blog by Ben Tsujimoto • October 23, 2012 @ 1:54pm
Patrick Freeman addressed the City of Buffalo’s Common Council six months ago, appealing for the city to opt against renewing the Ralph Wilson Stadium lease and instead shift its attention to building an indoor-outdoor, multipurpose stadium—Greater Buffalo Sports and Entertainment Center—on the waterfront.
Today, Freeman’s more-developed proposal is being heard in front of a greater audience in the Council Chamber. Here are Channel 4 News reporter Lou Raguse’s tweets directly from the meeting:
Raguse continues to report that Freeman’s group needs New York State governor Andrew Cuomo to commit to funding 30% of the project (roughly $400 million over 30 years). It’s unnerving that the contributing sponsors—who would fork over $900 million of the proposed cost—are still unnamed, but this alternative stadium possibility is refreshing in light of the recent negative press over the Bills’ current lease at Ralph Wilson Stadium.
Convincing the Common Council is only the first step for Freeman, however, as Erie County Executive Mark Poloncarz and Cuomo must be persuaded next if this proposal is to get any legs. Abreast of the Common Council session, Poloncarz issued a statement:
“We are pleased that there is so much interest in keeping the Buffalo Bills in our community. However, we were not contacted by the proponents of this latest plan to discuss the matter. We look forward to discussion and debate when our negotiations are complete and the proposal to keep the Bills in our community is presented to the public for consideration and to the Erie County Legislature for its approval.
In regards to the proposal released today, as we have noted before, there are several problems with the proposed Outer Harbor site, such as a lack of space needed for parking, distance from the downtown core, and insufficient road infrastructure (particularly in bad weather) to accommodate the thousands of fans heading to the site.

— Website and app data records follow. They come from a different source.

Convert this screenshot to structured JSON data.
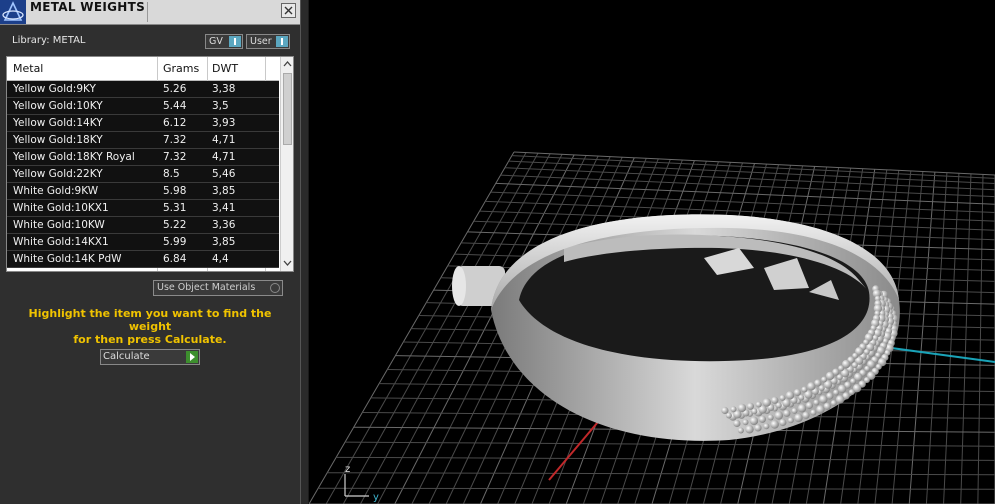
{
  "window": {
    "title": "METAL WEIGHTS"
  },
  "library": {
    "label": "Library: METAL",
    "gv_label": "GV",
    "user_label": "User"
  },
  "table": {
    "headers": [
      "Metal",
      "Grams",
      "DWT"
    ],
    "rows": [
      {
        "metal": "Yellow Gold:9KY",
        "grams": "5.26",
        "dwt": "3,38"
      },
      {
        "metal": "Yellow Gold:10KY",
        "grams": "5.44",
        "dwt": "3,5"
      },
      {
        "metal": "Yellow Gold:14KY",
        "grams": "6.12",
        "dwt": "3,93"
      },
      {
        "metal": "Yellow Gold:18KY",
        "grams": "7.32",
        "dwt": "4,71"
      },
      {
        "metal": "Yellow Gold:18KY Royal",
        "grams": "7.32",
        "dwt": "4,71"
      },
      {
        "metal": "Yellow Gold:22KY",
        "grams": "8.5",
        "dwt": "5,46"
      },
      {
        "metal": "White Gold:9KW",
        "grams": "5.98",
        "dwt": "3,85"
      },
      {
        "metal": "White Gold:10KX1",
        "grams": "5.31",
        "dwt": "3,41"
      },
      {
        "metal": "White Gold:10KW",
        "grams": "5.22",
        "dwt": "3,36"
      },
      {
        "metal": "White Gold:14KX1",
        "grams": "5.99",
        "dwt": "3,85"
      },
      {
        "metal": "White Gold:14K PdW",
        "grams": "6.84",
        "dwt": "4,4"
      }
    ]
  },
  "options": {
    "use_object_materials": "Use Object Materials"
  },
  "hint": {
    "line1": "Highlight the item you want to find the weight",
    "line2": "for then press Calculate."
  },
  "calculate": {
    "label": "Calculate"
  },
  "viewport": {
    "axis_z": "z",
    "axis_y": "y"
  },
  "colors": {
    "hint": "#f0c300",
    "accent_blue": "#5ba7c0",
    "go_green": "#3d8f2e",
    "axis_red": "#c0282a",
    "axis_cyan": "#1aa3b8"
  }
}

Just this morning, we witnessed the Skyway being closed due to an accident, which resulted in traffic delays of 1-2 hours from the Skyway back to Hamburg; the Skyway currently serves as the only access point to this site.
As we have stated in the past, we will continue to work on negotiating a lease with the Buffalo Bills at their current home in Orchard Park, which the Bills have indicated they do not want to leave. While these ongoing negotiations have been productive, we will not be discussing their content in the media.”

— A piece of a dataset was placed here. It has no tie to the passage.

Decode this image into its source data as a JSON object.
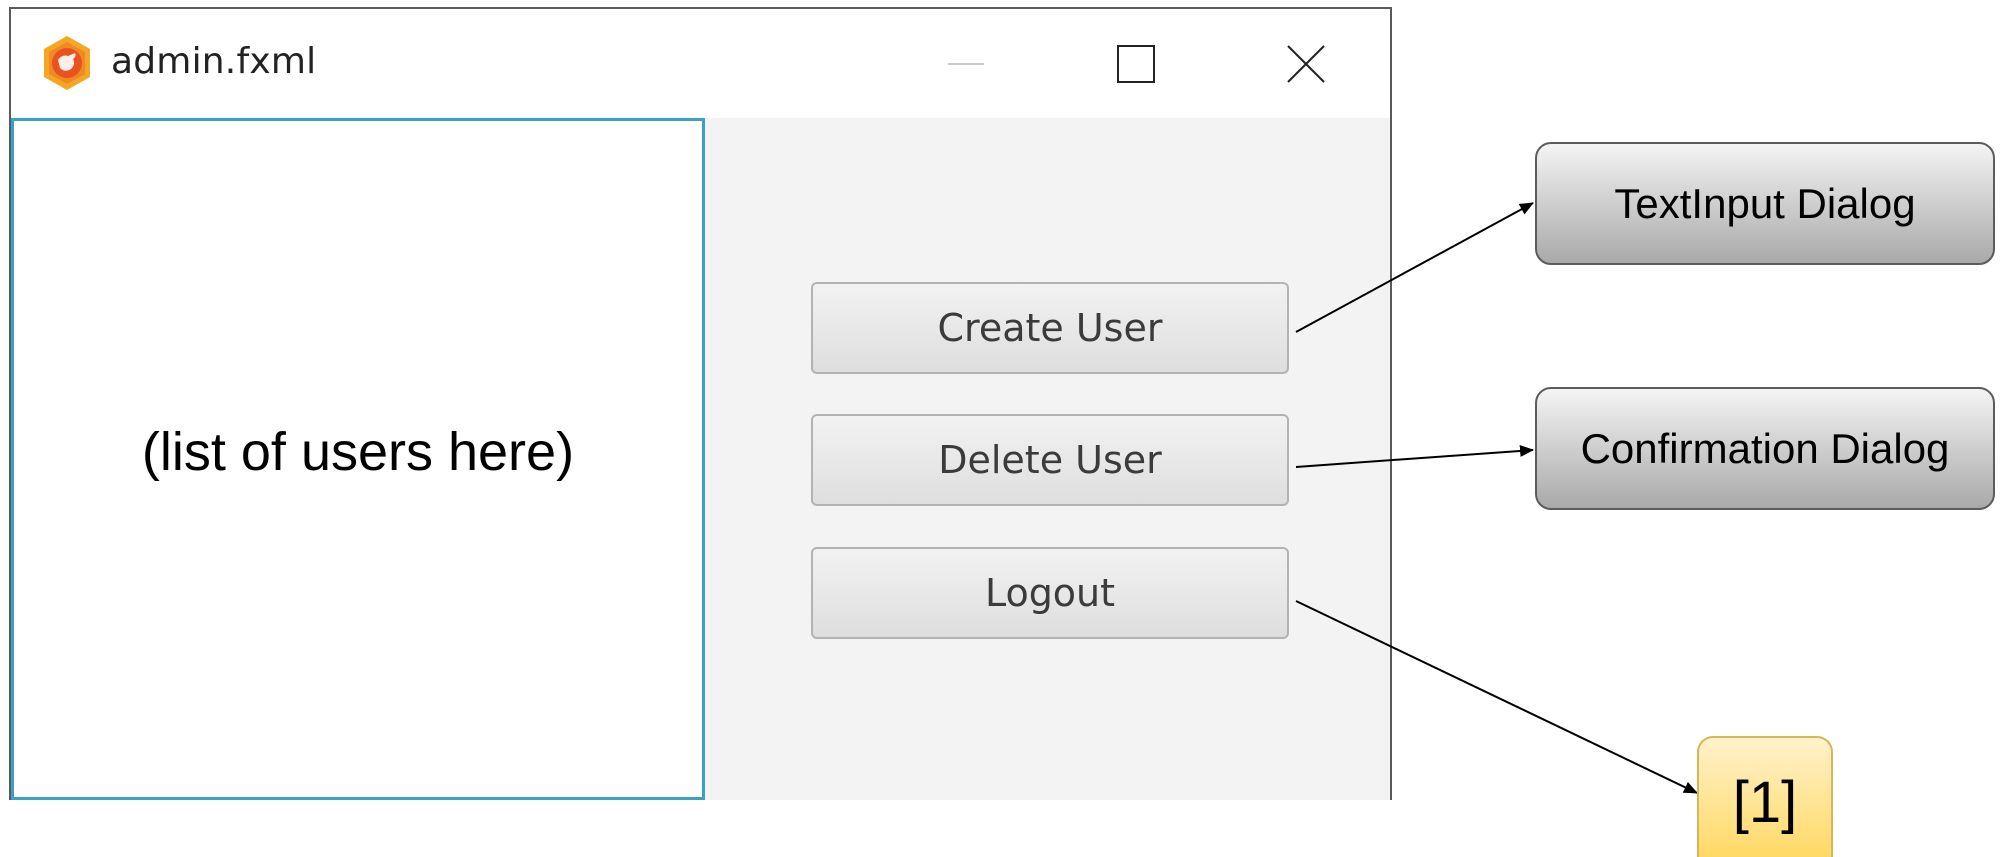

The waterfront land needs to be purchased from the Niagara Frontier Transportation Authority, which could be a significant hurdle. Also, the Bills as an organization can dictate where they’re going to play, and the immediate focus remains on finding a cost-effective way to renovate the Ralph. Still, if a new stadium won’t cost taxpayers, and Freeman’s investors can pony up nearly a billion dollars, then why not relocate the Bills downtown?
Trending Buffalo’s Brad Riter has been outspoken in his support of the downtown stadium, defining a new facility as vital to keeping the Bills in Buffalo. Not only would the Bills’ presence at the Outer Harbor serve as a more welcoming substitute for Bass Pro (cue avalanche of groans), Riter argues, but Buffalo’s new facility would be on par with or superior to other Rust Belt cities like Cleveland and Pittsburgh.

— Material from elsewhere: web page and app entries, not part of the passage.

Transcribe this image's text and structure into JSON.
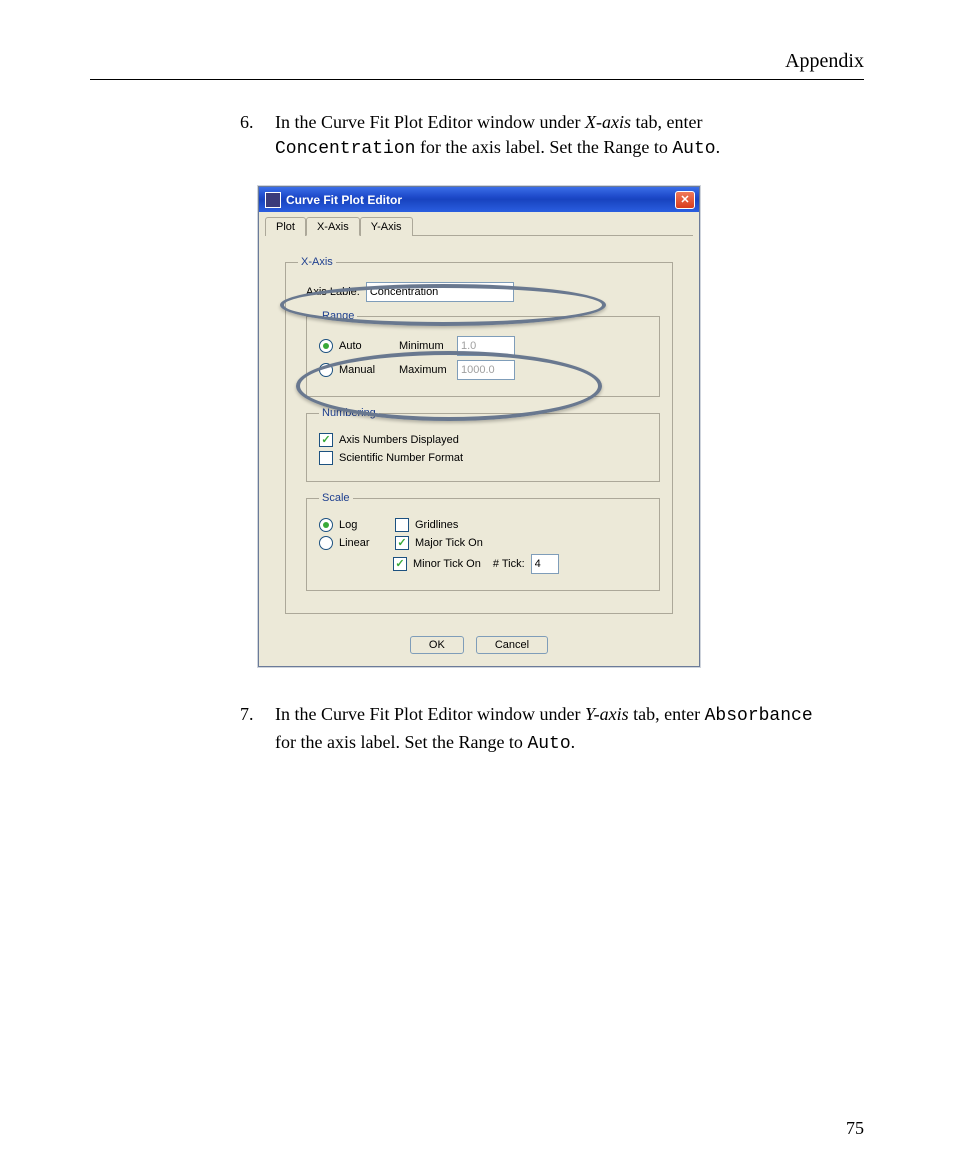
{
  "page": {
    "header": "Appendix",
    "page_number": "75"
  },
  "steps": {
    "s6_num": "6.",
    "s6_a": "In the Curve Fit Plot Editor window under ",
    "s6_b_italic": "X-axis",
    "s6_c": " tab, enter ",
    "s6_d_mono": "Concentration",
    "s6_e": " for the axis label. Set the Range to ",
    "s6_f_mono": "Auto",
    "s6_g": ".",
    "s7_num": "7.",
    "s7_a": "In the Curve Fit Plot Editor window under ",
    "s7_b_italic": "Y-axis",
    "s7_c": " tab, enter ",
    "s7_d_mono": "Absorbance",
    "s7_e": " for the axis label. Set the Range to ",
    "s7_f_mono": "Auto",
    "s7_g": "."
  },
  "dialog": {
    "title": "Curve Fit Plot Editor",
    "tabs": {
      "plot": "Plot",
      "xaxis": "X-Axis",
      "yaxis": "Y-Axis"
    },
    "group_xaxis": "X-Axis",
    "axis_label_label": "Axis Lable:",
    "axis_label_value": "Concentration",
    "group_range": "Range",
    "range_auto": "Auto",
    "range_manual": "Manual",
    "range_min_label": "Minimum",
    "range_min_value": "1.0",
    "range_max_label": "Maximum",
    "range_max_value": "1000.0",
    "group_numbering": "Numbering",
    "numbering_axis": "Axis Numbers Displayed",
    "numbering_sci": "Scientific Number Format",
    "group_scale": "Scale",
    "scale_log": "Log",
    "scale_linear": "Linear",
    "scale_gridlines": "Gridlines",
    "scale_major": "Major Tick On",
    "scale_minor": "Minor Tick On",
    "tick_label": "# Tick:",
    "tick_value": "4",
    "ok": "OK",
    "cancel": "Cancel"
  }
}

Other major Buffalo figures, however, don’t think downtown is the best location. Developer Rocco Termini, who renovated the Hotel at the Lafayette, suggested to WGRZ that the Bills consider Hamilton, Ontario as the team’s next destination, citing closer proximity to major corporate headquarters in Toronto that would (presumably) snatch up more luxury suites. The brush-back has been considerable to Termini’s advice, as the Bills’ relocation to Hamilton would be little different than a move to Toronto—exactly what die-hard Bills fans want to avoid.
The header photo, a product of HKS Sports and Entertainment (via WGRZ), is a representation of what the downtown stadium would look like along the Outer Harbor. Artvoice’s Chris Smith lends greater depth into what the Greater Buffalo Sports and Entertainment Center would look like. Alan Bedenko, also of Artvoice, weighs the pros and cons of the “silveriest, bulletiest” proposal of them all.
As part of the $1.4 billion stadium project, the investor group plans to add a sports museum intimately connected with the Strong National Museum of Play. Announcements are coming at 10 a.m. Wednesday with further details.